TASK MATERIAL.
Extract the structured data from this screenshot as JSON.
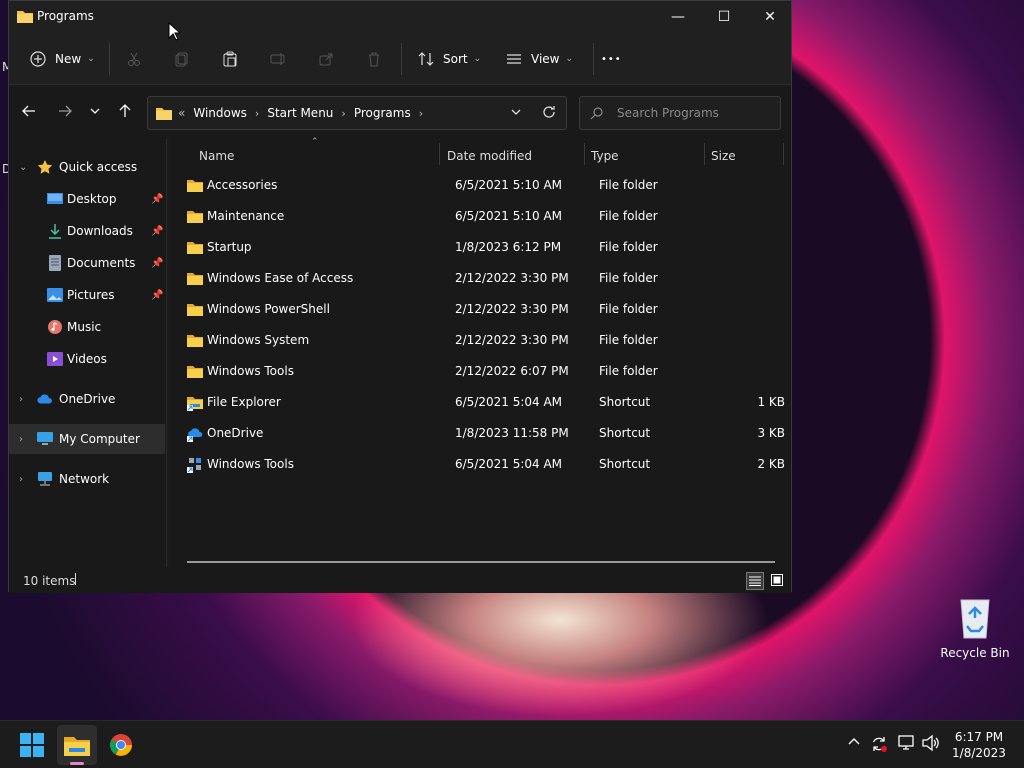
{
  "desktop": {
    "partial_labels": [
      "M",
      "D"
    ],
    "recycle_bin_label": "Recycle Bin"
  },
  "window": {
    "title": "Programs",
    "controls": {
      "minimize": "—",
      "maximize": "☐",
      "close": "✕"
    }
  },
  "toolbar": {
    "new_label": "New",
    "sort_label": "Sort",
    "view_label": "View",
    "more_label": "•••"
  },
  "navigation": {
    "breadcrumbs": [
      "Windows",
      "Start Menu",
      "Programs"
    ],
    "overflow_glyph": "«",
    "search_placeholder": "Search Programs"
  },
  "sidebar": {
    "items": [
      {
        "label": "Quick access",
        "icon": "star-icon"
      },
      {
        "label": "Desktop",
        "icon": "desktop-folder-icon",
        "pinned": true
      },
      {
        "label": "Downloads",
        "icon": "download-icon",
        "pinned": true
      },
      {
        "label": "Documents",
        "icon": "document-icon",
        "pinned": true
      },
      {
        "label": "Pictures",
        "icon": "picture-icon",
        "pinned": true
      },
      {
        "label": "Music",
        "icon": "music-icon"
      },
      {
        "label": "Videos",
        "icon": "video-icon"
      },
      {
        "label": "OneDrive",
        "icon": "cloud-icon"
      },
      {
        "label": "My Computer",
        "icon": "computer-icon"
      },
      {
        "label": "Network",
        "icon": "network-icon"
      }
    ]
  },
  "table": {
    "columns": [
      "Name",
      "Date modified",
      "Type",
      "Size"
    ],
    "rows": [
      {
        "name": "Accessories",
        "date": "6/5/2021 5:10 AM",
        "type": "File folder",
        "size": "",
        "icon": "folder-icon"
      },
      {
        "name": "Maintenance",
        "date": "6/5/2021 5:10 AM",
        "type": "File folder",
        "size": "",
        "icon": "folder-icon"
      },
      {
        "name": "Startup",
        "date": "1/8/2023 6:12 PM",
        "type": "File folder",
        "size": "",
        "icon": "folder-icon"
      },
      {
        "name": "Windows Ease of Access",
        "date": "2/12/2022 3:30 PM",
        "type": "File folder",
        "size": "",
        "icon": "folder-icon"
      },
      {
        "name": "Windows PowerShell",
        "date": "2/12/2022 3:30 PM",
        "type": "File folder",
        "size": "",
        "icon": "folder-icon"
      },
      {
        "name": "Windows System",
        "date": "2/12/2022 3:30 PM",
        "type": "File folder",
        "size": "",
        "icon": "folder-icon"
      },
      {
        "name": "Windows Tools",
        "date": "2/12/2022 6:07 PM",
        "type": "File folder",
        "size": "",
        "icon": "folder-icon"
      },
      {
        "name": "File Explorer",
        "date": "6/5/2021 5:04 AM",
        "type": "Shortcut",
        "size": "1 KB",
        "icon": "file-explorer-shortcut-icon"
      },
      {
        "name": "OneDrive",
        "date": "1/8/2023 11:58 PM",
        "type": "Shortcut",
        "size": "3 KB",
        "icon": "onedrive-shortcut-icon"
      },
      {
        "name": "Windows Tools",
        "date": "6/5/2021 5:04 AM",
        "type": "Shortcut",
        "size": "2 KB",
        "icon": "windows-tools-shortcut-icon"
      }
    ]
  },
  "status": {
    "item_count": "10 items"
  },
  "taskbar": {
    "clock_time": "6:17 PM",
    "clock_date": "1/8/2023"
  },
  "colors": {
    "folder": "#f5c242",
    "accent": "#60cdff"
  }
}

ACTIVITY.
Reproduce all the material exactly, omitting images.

PROBLEM SOLUTION.
Extract the structured data from this screenshot as JSON.
{
  "desktop": {
    "partial_labels": [
      "M",
      "D"
    ],
    "recycle_bin_label": "Recycle Bin"
  },
  "window": {
    "title": "Programs",
    "controls": {
      "minimize": "—",
      "maximize": "☐",
      "close": "✕"
    }
  },
  "toolbar": {
    "new_label": "New",
    "sort_label": "Sort",
    "view_label": "View",
    "more_label": "•••"
  },
  "navigation": {
    "breadcrumbs": [
      "Windows",
      "Start Menu",
      "Programs"
    ],
    "overflow_glyph": "«",
    "search_placeholder": "Search Programs"
  },
  "sidebar": {
    "items": [
      {
        "label": "Quick access",
        "icon": "star-icon"
      },
      {
        "label": "Desktop",
        "icon": "desktop-folder-icon",
        "pinned": true
      },
      {
        "label": "Downloads",
        "icon": "download-icon",
        "pinned": true
      },
      {
        "label": "Documents",
        "icon": "document-icon",
        "pinned": true
      },
      {
        "label": "Pictures",
        "icon": "picture-icon",
        "pinned": true
      },
      {
        "label": "Music",
        "icon": "music-icon"
      },
      {
        "label": "Videos",
        "icon": "video-icon"
      },
      {
        "label": "OneDrive",
        "icon": "cloud-icon"
      },
      {
        "label": "My Computer",
        "icon": "computer-icon"
      },
      {
        "label": "Network",
        "icon": "network-icon"
      }
    ]
  },
  "table": {
    "columns": [
      "Name",
      "Date modified",
      "Type",
      "Size"
    ],
    "rows": [
      {
        "name": "Accessories",
        "date": "6/5/2021 5:10 AM",
        "type": "File folder",
        "size": "",
        "icon": "folder-icon"
      },
      {
        "name": "Maintenance",
        "date": "6/5/2021 5:10 AM",
        "type": "File folder",
        "size": "",
        "icon": "folder-icon"
      },
      {
        "name": "Startup",
        "date": "1/8/2023 6:12 PM",
        "type": "File folder",
        "size": "",
        "icon": "folder-icon"
      },
      {
        "name": "Windows Ease of Access",
        "date": "2/12/2022 3:30 PM",
        "type": "File folder",
        "size": "",
        "icon": "folder-icon"
      },
      {
        "name": "Windows PowerShell",
        "date": "2/12/2022 3:30 PM",
        "type": "File folder",
        "size": "",
        "icon": "folder-icon"
      },
      {
        "name": "Windows System",
        "date": "2/12/2022 3:30 PM",
        "type": "File folder",
        "size": "",
        "icon": "folder-icon"
      },
      {
        "name": "Windows Tools",
        "date": "2/12/2022 6:07 PM",
        "type": "File folder",
        "size": "",
        "icon": "folder-icon"
      },
      {
        "name": "File Explorer",
        "date": "6/5/2021 5:04 AM",
        "type": "Shortcut",
        "size": "1 KB",
        "icon": "file-explorer-shortcut-icon"
      },
      {
        "name": "OneDrive",
        "date": "1/8/2023 11:58 PM",
        "type": "Shortcut",
        "size": "3 KB",
        "icon": "onedrive-shortcut-icon"
      },
      {
        "name": "Windows Tools",
        "date": "6/5/2021 5:04 AM",
        "type": "Shortcut",
        "size": "2 KB",
        "icon": "windows-tools-shortcut-icon"
      }
    ]
  },
  "status": {
    "item_count": "10 items"
  },
  "taskbar": {
    "clock_time": "6:17 PM",
    "clock_date": "1/8/2023"
  },
  "colors": {
    "folder": "#f5c242",
    "accent": "#60cdff"
  }
}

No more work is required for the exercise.